### Work item
Read through the listing below, and copy every line where the string "icon" appears.
┄┄┄┄┄┄
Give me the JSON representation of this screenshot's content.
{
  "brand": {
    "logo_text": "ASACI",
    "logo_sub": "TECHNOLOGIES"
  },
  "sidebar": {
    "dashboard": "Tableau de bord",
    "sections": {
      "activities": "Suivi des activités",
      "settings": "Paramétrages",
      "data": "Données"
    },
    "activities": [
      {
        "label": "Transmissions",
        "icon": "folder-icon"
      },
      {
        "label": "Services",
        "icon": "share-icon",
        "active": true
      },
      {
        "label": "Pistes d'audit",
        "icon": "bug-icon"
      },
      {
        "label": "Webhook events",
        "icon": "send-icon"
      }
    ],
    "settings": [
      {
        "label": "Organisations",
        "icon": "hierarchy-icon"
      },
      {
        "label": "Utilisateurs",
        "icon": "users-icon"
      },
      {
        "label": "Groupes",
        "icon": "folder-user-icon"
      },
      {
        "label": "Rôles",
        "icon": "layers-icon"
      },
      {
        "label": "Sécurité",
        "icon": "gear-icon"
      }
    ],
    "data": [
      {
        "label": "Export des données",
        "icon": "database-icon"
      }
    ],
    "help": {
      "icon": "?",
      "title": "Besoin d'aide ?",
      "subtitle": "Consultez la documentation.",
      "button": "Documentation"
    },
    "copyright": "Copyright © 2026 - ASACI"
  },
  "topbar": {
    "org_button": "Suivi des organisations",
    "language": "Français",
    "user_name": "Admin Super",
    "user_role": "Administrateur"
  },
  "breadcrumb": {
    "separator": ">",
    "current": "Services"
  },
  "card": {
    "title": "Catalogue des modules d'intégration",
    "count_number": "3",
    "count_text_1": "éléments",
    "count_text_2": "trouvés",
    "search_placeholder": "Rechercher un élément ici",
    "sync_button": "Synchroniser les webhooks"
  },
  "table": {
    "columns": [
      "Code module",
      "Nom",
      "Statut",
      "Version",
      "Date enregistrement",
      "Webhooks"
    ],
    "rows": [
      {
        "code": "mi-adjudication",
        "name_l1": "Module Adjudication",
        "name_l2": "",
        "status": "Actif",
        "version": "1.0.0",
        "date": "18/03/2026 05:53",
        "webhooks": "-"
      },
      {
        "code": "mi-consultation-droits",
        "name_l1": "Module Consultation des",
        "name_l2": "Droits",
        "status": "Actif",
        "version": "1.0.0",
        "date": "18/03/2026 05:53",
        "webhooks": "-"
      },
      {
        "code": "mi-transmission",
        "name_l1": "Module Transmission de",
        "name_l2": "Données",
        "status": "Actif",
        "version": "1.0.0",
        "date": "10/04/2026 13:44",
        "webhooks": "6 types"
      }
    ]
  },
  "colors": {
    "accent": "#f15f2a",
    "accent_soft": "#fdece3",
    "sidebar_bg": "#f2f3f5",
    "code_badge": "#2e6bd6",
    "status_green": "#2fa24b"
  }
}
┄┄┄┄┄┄
### Task solution
        "icon": "folder-icon"
        "icon": "share-icon",
        "icon": "bug-icon"
        "icon": "send-icon"
        "icon": "hierarchy-icon"
        "icon": "users-icon"
        "icon": "folder-user-icon"
        "icon": "layers-icon"
        "icon": "gear-icon"
        "icon": "database-icon"
      "icon": "?",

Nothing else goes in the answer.